I was away for a few weeks, then spending time getting caught up with work and my home life, so it's been a while since I participated in the Book Blogger Hop, sponsored each weekend by Crazy for Books. This week's question asks how/where do you get your books? Do you buy them or go to the library? Is there a certain website you use, like paperbackswap?
For once this is a quick & easy answer for me. I work in a bookstore and I have a great relationship with most of my sales reps, which means I'm extremely fortunate. If there is a new book I want to read, mostly I just have to ask for it and they will send it to me, gratis. I get an employee discount on our store merchandise, so I end up buying quite a lot of books, too. Mostly signed ones, as I'm a bit of a collector. I'm also a big fan of the library system and think it's a great way to get out of print books. I have two e-reading devices--a Sony e-reader and my smartphone--both of which I can use to download e-books from independent bookstores' websites.
NB: My answer is complete. Only read further if you want to know why I do not get my books from Amazon and why I think Amazon.com is bad for the world.
I have never once ordered a book from Amazon.com (though I do occasionally order merchandise on line from other vendors) and there are several reasons why. First of all, it takes away sales from the local community and it adds NOTHING. Here are some factoids found at www.Indiebound.org. What is in the regular typeface is taken verbatim from the site and what is in bold black is my addenda.
When you shop at an independently owned business, your entire community benefits:
- Spend $100 at a local and $68 of that stays in your community. Spend the same $100 at a national chain, and your community only sees $43. Spend the same $100 at Amazon.com and your community receives NOTHING.
- Local businesses create higher-paying jobs for our neighbors.
- More of your taxes are reinvested in your community--where they belong.
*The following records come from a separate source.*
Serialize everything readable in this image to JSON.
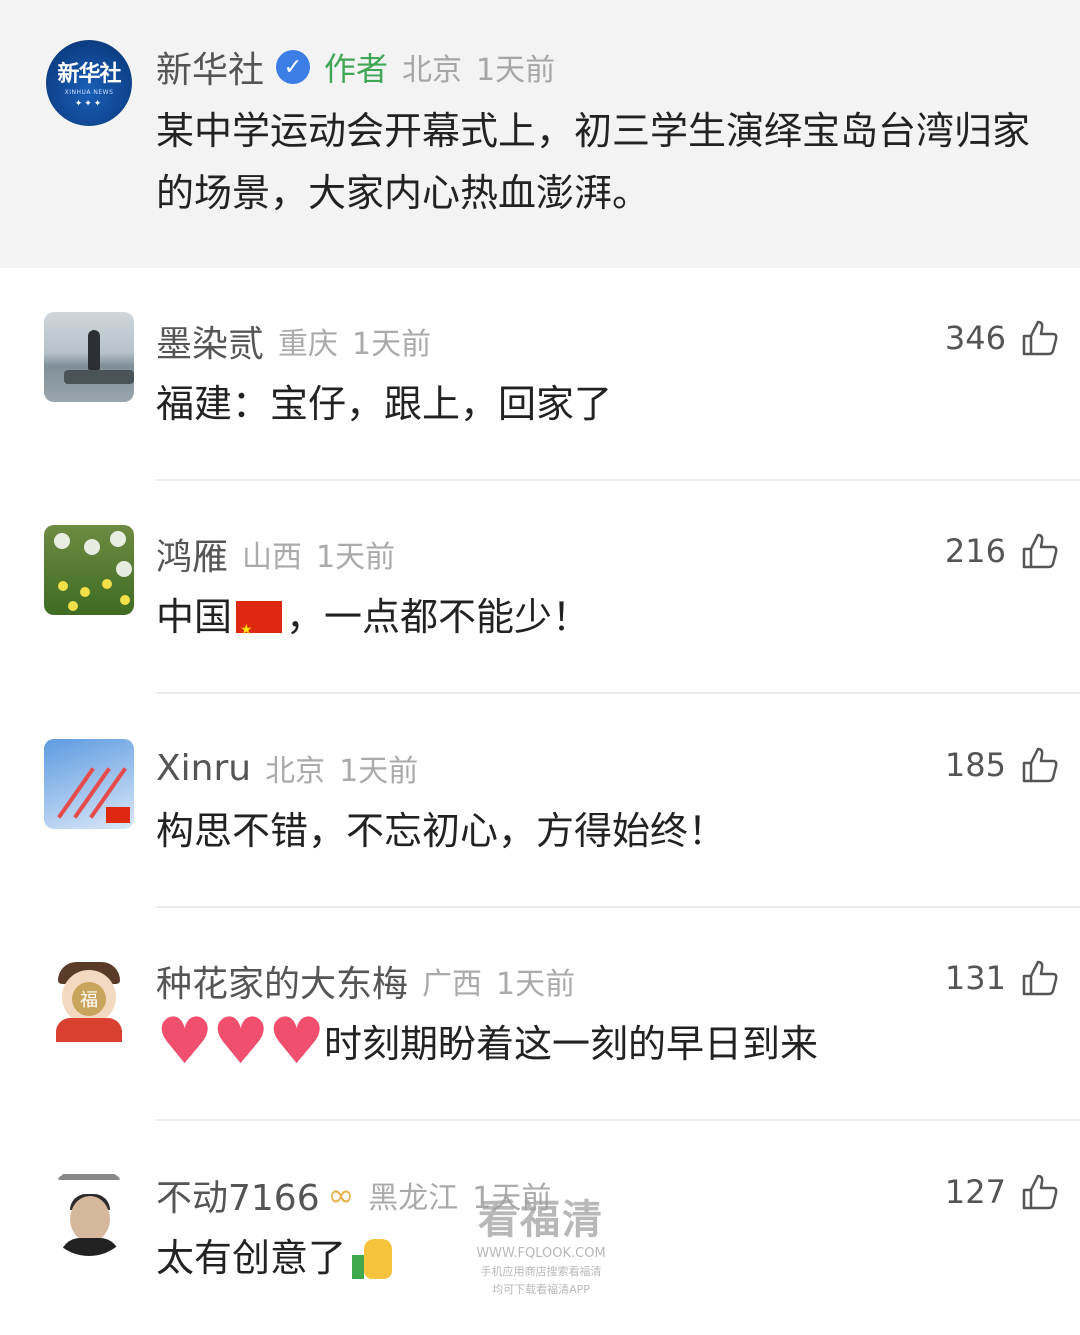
{
  "post": {
    "author": "新华社",
    "author_tag": "作者",
    "location": "北京",
    "time": "1天前",
    "text": "某中学运动会开幕式上，初三学生演绎宝岛台湾归家的场景，大家内心热血澎湃。",
    "avatar": {
      "logo_cn": "新华社",
      "logo_en": "XINHUA NEWS"
    }
  },
  "comments": [
    {
      "name": "墨染贰",
      "location": "重庆",
      "time": "1天前",
      "likes": "346",
      "text": "福建：宝仔，跟上，回家了"
    },
    {
      "name": "鸿雁",
      "location": "山西",
      "time": "1天前",
      "likes": "216",
      "text_before": "中国",
      "text_after": "，一点都不能少！"
    },
    {
      "name": "Xinru",
      "location": "北京",
      "time": "1天前",
      "likes": "185",
      "text": "构思不错，不忘初心，方得始终！"
    },
    {
      "name": "种花家的大东梅",
      "location": "广西",
      "time": "1天前",
      "likes": "131",
      "text": "时刻期盼着这一刻的早日到来",
      "avatar_glyph": "福"
    },
    {
      "name": "不动7166",
      "location": "黑龙江",
      "time": "1天前",
      "likes": "127",
      "text": "太有创意了"
    }
  ],
  "watermark": {
    "title": "看福清",
    "url": "WWW.FQLOOK.COM",
    "line1": "手机应用商店搜索看福清",
    "line2": "均可下载看福清APP"
  },
  "colors": {
    "author_tag": "#3fa656",
    "verified": "#3d7ee6",
    "meta": "#aaaaaa",
    "post_bg": "#f3f3f3"
  }
}
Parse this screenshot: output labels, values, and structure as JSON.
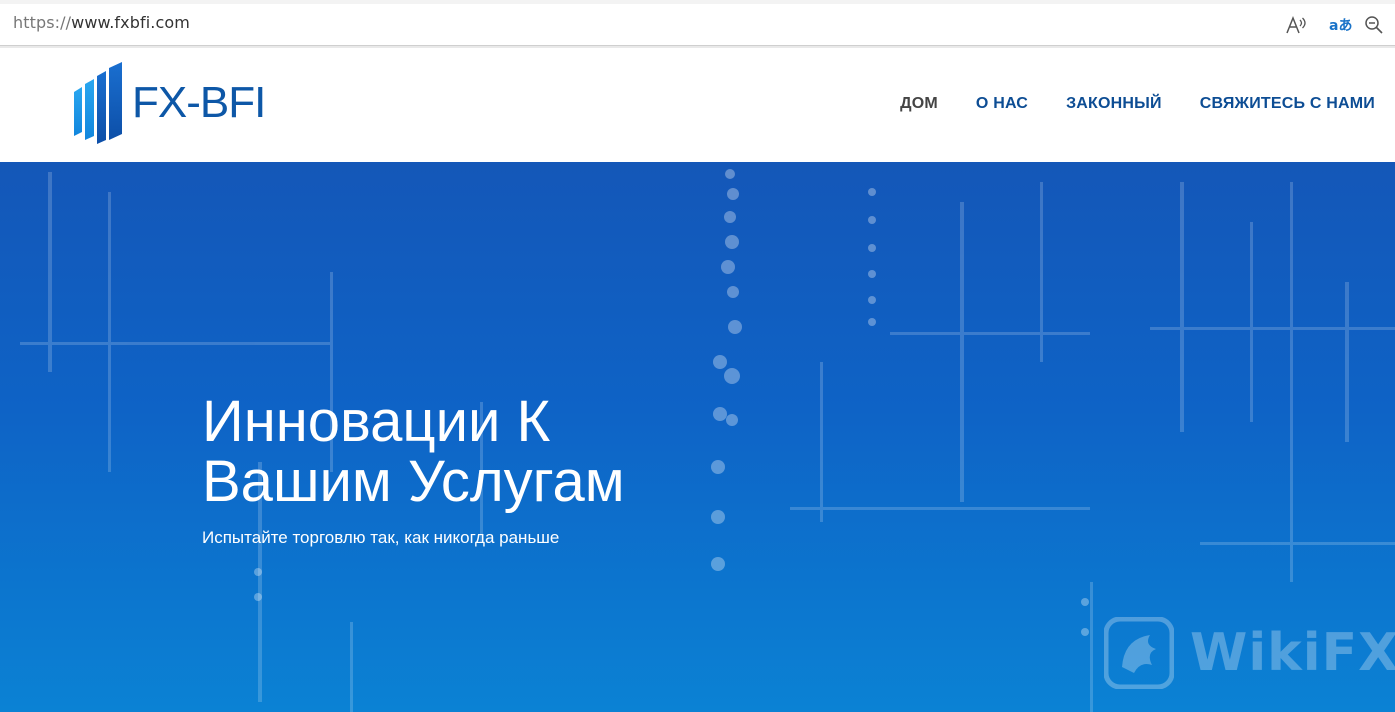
{
  "browser": {
    "url_scheme": "https://",
    "url_host": "www.fxbfi.com",
    "icons": [
      "read-aloud-icon",
      "translate-icon",
      "zoom-out-icon"
    ]
  },
  "header": {
    "logo_text": "FX-BFI",
    "nav": [
      {
        "label": "ДОМ",
        "active": true
      },
      {
        "label": "О НАС"
      },
      {
        "label": "ЗАКОННЫЙ"
      },
      {
        "label": "СВЯЖИТЕСЬ С НАМИ"
      }
    ]
  },
  "hero": {
    "title_line1": "Инновации К",
    "title_line2": "Вашим Услугам",
    "subtitle": "Испытайте торговлю так, как никогда раньше"
  },
  "watermark": {
    "text": "WikiFX"
  },
  "colors": {
    "brand": "#0d57a7",
    "nav_text": "#0d4d94",
    "hero_top": "#1457b8",
    "hero_bottom": "#0b82d4"
  }
}
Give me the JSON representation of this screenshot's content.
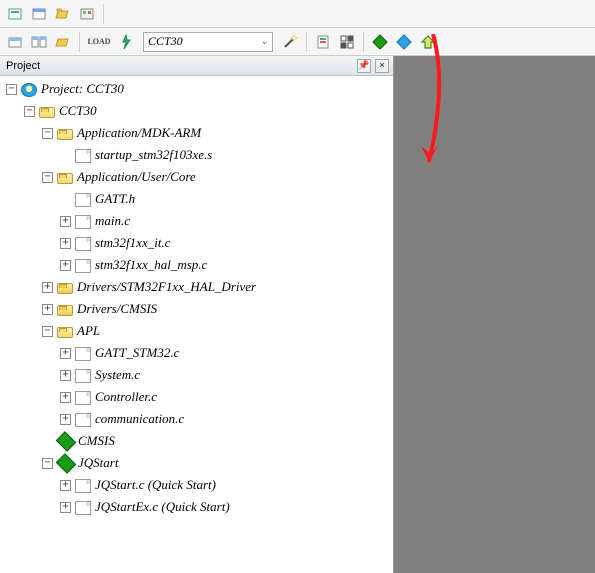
{
  "toolbar1": {
    "buttons": [
      "icon-a",
      "icon-b",
      "icon-c",
      "icon-d",
      "icon-e",
      "icon-f"
    ]
  },
  "toolbar2": {
    "load_label": "LOAD",
    "combo_value": "CCT30",
    "combo_caret": "⌄"
  },
  "panel": {
    "title": "Project",
    "pin": "📌",
    "close": "×"
  },
  "tree": {
    "root": {
      "label": "Project: CCT30",
      "expanded": true,
      "icon": "proj-icon",
      "children": [
        {
          "label": "CCT30",
          "expanded": true,
          "icon": "folder-open",
          "children": [
            {
              "label": "Application/MDK-ARM",
              "expanded": true,
              "icon": "folder-open",
              "children": [
                {
                  "label": "startup_stm32f103xe.s",
                  "icon": "file",
                  "leaf": true
                }
              ]
            },
            {
              "label": "Application/User/Core",
              "expanded": true,
              "icon": "folder-open",
              "children": [
                {
                  "label": "GATT.h",
                  "icon": "file",
                  "leaf": true
                },
                {
                  "label": "main.c",
                  "icon": "file",
                  "leaf": true,
                  "expandable": true
                },
                {
                  "label": "stm32f1xx_it.c",
                  "icon": "file",
                  "leaf": true,
                  "expandable": true
                },
                {
                  "label": "stm32f1xx_hal_msp.c",
                  "icon": "file",
                  "leaf": true,
                  "expandable": true
                }
              ]
            },
            {
              "label": "Drivers/STM32F1xx_HAL_Driver",
              "expanded": false,
              "icon": "folder-closed",
              "expandable": true
            },
            {
              "label": "Drivers/CMSIS",
              "expanded": false,
              "icon": "folder-closed",
              "expandable": true
            },
            {
              "label": "APL",
              "expanded": true,
              "icon": "folder-open",
              "children": [
                {
                  "label": "GATT_STM32.c",
                  "icon": "file",
                  "leaf": true,
                  "expandable": true
                },
                {
                  "label": "System.c",
                  "icon": "file",
                  "leaf": true,
                  "expandable": true
                },
                {
                  "label": "Controller.c",
                  "icon": "file",
                  "leaf": true,
                  "expandable": true
                },
                {
                  "label": "communication.c",
                  "icon": "file",
                  "leaf": true,
                  "expandable": true
                }
              ]
            },
            {
              "label": "CMSIS",
              "icon": "diamond-green",
              "leaf": true
            },
            {
              "label": "JQStart",
              "expanded": true,
              "icon": "diamond-green",
              "children": [
                {
                  "label": "JQStart.c (Quick Start)",
                  "icon": "file",
                  "leaf": true,
                  "expandable": true
                },
                {
                  "label": "JQStartEx.c (Quick Start)",
                  "icon": "file",
                  "leaf": true,
                  "expandable": true
                }
              ]
            }
          ]
        }
      ]
    }
  }
}
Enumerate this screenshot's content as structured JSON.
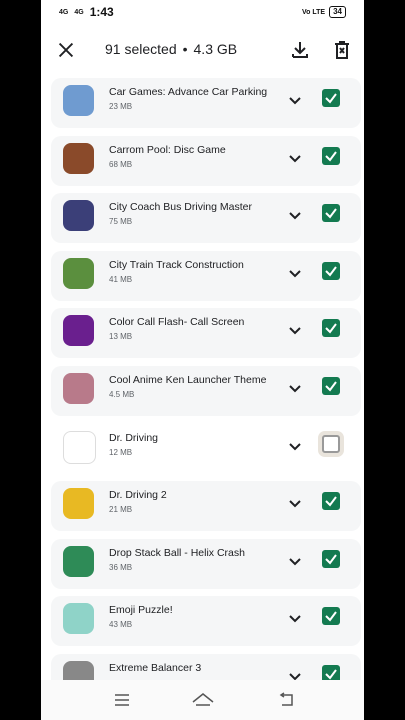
{
  "status": {
    "net1": "4G",
    "net2": "4G",
    "time": "1:43",
    "right_text": "Vo LTE",
    "battery": "34"
  },
  "header": {
    "selected": "91 selected",
    "separator": "•",
    "size": "4.3 GB"
  },
  "apps": [
    {
      "name": "Car Games: Advance Car Parking",
      "size": "23 MB",
      "checked": true,
      "icon": "car-parking-icon",
      "color": "#6f9bd0"
    },
    {
      "name": "Carrom Pool: Disc Game",
      "size": "68 MB",
      "checked": true,
      "icon": "carrom-icon",
      "color": "#8a4a2a"
    },
    {
      "name": "City Coach Bus Driving Master",
      "size": "75 MB",
      "checked": true,
      "icon": "bus-icon",
      "color": "#3b3f78"
    },
    {
      "name": "City Train Track Construction",
      "size": "41 MB",
      "checked": true,
      "icon": "train-icon",
      "color": "#5b8f3e"
    },
    {
      "name": "Color Call Flash- Call Screen",
      "size": "13 MB",
      "checked": true,
      "icon": "color-call-icon",
      "color": "#6a1f8e"
    },
    {
      "name": "Cool Anime Ken Launcher Theme",
      "size": "4.5 MB",
      "checked": true,
      "icon": "anime-icon",
      "color": "#b87a8a"
    },
    {
      "name": "Dr. Driving",
      "size": "12 MB",
      "checked": false,
      "icon": "dr-driving-icon",
      "color": "#ffffff"
    },
    {
      "name": "Dr. Driving 2",
      "size": "21 MB",
      "checked": true,
      "icon": "dr-driving-2-icon",
      "color": "#e8b923"
    },
    {
      "name": "Drop Stack Ball - Helix Crash",
      "size": "36 MB",
      "checked": true,
      "icon": "helix-icon",
      "color": "#2e8b57"
    },
    {
      "name": "Emoji Puzzle!",
      "size": "43 MB",
      "checked": true,
      "icon": "emoji-puzzle-icon",
      "color": "#8fd3c8"
    },
    {
      "name": "Extreme Balancer 3",
      "size": "",
      "checked": true,
      "icon": "balancer-icon",
      "color": "#888888"
    }
  ],
  "accent": "#137a50"
}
Including public education and public libraries, two of our most precious resources to readers and bookbloggers.Amazon collects almost no sales tax (except in NY, and I think one other state) despite having on-the-ground affiliates in every US state. If Amazon collected sales tax, there would be hundreds of millions of dollars of additional revenue across the country. Might be nice to see that kind of money in a recession, eh?
- Buying local means less packaging, less transportation, and a smaller carbon footprint.
- Shopping in a local business district means less infrastructure, less maintenance, and more money to beautify your community.
- Local retailers are your friends and neighbors—support them and they’ll support you.
- Local businesses donate to charities at more than twice the rate of national chains (And forget about Amazon. Go ahead--ask Amazon if they'll donate a gift card to your school's fundraiser. Or to donate books to the local library that flooded. Or to give money because a community member's dog has cancer and the owner cannot afford treatment.)
- More independents means more choice, more diversity, and a truly unique community.